At Zen Center, a phrase that used to circulate regularly was ‘death is certain; time of death is uncertain.’ I particularly hear Blanche, while she was still alive, saying it, but I know it did not originate with her. Reading of the death of Michael Stone was hard to take in, beyond the suddenness, and the sense of the untimeliness of it. I couldn’t say that I knew him so well; we met at a conference in 2013, at Zen Center once or twice after that, and he came to stay the night on his way out of Tassajara last summer. In our exchanges I found him to be a warm person who was full of life, honest and clear (his dharma name – Shoken, ‘Sees Clearly’ – was most apt), and a wonderful mentor with whom it was easy to talk through issues and problems. Since the mahasangha is intimately woven, I was alerted to the news by Djinn in Ireland, and was later reminded that my room-mate was helping him to edit his next book. Not having much of profundity to say, I will quote again the last line above (you can see other quotes I have used on this blog here): Set forth this miraculous gift. This is what he did while he was alive.

Deer Park Michael.jpg
Michael at Deer Park monastery in 2013

Nyogen Senzaki

This desert on the plateau
Became a village of evacuees.
The birds began to visit us from distance,
To sing their beautiful songs, these summer mornings.

July 17th 1944 – written at an internment camp in Wyoming


‘Most people allow their mind to be obstructed from the world and then try to escape from the world. They don’t realise that their mind obstructs the world. If they could only let their minds be empty, the world would be empty. Don’t misuse the mind. If you want to be free of the world, you should forget the mind. Once you forget the mind, the world becomes empty. And when the world becomes empty, the mind disappears. If you don’t forget the mind and only get rid of the world, you only succeed in becoming more confused. Thus, it is said, ‘all things are only mind.’ But the mind cannot be found. When you can’t find a thing, you have reached the final goal. Why bother running around looking for liberation? This is how you should control the mind. Once you see your nature, you won’t have any deluded thoughts. Once you have no deluded thoughts, you have controlled your mind.’

I found this in an old folder of zen quotes. I never really got my head around Huang-Po, and I am still not sure I have. Perhaps that is for the best.

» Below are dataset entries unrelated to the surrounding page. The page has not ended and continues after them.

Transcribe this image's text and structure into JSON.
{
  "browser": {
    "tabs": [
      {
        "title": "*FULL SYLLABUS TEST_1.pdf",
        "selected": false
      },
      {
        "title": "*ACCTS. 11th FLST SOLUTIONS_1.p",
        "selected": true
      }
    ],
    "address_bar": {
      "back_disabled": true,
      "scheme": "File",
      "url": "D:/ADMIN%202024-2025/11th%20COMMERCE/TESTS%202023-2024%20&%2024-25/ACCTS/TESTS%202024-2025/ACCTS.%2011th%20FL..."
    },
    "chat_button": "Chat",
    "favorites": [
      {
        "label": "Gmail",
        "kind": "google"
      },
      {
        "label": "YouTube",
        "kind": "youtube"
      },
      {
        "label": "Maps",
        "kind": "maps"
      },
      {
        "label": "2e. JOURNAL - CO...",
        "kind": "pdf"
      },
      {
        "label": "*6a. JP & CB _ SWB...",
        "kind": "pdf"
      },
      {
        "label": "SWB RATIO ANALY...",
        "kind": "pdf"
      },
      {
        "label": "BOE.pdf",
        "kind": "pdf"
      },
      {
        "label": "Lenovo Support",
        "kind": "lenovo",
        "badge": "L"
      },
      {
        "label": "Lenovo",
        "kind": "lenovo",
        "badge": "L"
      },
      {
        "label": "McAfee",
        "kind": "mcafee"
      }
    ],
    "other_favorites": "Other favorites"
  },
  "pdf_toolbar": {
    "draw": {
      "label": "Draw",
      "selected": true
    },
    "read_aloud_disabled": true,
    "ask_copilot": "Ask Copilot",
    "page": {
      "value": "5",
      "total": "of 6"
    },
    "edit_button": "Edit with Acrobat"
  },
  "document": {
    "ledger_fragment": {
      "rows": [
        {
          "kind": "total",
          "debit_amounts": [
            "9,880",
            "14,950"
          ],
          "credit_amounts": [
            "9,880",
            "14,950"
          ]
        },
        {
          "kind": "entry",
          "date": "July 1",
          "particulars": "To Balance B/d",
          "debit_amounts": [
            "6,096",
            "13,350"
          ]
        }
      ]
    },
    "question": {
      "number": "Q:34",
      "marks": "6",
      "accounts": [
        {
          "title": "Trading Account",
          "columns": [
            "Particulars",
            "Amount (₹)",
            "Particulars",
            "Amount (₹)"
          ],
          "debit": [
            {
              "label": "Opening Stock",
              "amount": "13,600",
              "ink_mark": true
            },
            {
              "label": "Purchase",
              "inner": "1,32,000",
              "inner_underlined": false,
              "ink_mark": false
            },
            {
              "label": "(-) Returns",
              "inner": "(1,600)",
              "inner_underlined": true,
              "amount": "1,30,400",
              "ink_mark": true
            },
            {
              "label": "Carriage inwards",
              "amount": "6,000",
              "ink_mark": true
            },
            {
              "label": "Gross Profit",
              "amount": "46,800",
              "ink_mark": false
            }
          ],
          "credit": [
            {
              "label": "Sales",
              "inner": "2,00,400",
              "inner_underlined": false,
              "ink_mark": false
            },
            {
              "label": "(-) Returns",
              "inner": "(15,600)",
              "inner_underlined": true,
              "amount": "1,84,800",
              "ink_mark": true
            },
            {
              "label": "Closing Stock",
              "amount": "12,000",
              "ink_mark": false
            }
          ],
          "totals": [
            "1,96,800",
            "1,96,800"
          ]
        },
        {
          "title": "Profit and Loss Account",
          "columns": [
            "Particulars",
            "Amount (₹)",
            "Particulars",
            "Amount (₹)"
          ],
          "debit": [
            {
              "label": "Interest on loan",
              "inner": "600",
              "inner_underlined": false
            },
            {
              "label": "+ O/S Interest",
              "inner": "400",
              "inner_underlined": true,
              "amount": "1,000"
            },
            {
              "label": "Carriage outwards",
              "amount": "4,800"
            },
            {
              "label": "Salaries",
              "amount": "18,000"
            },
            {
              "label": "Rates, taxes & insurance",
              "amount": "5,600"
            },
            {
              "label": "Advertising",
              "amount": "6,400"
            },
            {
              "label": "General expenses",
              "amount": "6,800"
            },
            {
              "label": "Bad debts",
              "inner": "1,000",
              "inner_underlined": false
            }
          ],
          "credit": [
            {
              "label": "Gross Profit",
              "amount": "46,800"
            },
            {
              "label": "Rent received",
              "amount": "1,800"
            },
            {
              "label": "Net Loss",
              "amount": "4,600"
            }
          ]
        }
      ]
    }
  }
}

‘All of you each has what is fundamental. There’s no point searching for it. It’s not to be found in right or wrong, nor in anything you can talk about. The entire source of the teaching of a lifetime, capable of setting people’s lives to order, all comes down to this very moment, directly to the fact that the Dharma body has no body. This is the ultimate teaching of our school.
We monks have no set path. If we have partiality then we’ve strayed. We just impartially sit in the mud. Delusive speech, sight, and hearing all come from the mind’s intentions.’ (Zen’s Chinese Heritage)

Well, if ‘the Dharma body has no body’, who is it that is sitting in the mud?

Shohaku Okumura

‘Saying all living beings – dogs, cats, plants, flowers – are living in Zen doesn’t mean they abide in meditation or samadhi, but rather that they are living the reality of life as it is, or tathata in Sanskrit. Everything lives in the reality of life, in Zen; but only human beings have to make a conscious effort to do so… Because of our doubts and delusions we cannot simply live in reality.’ (Living By Vow)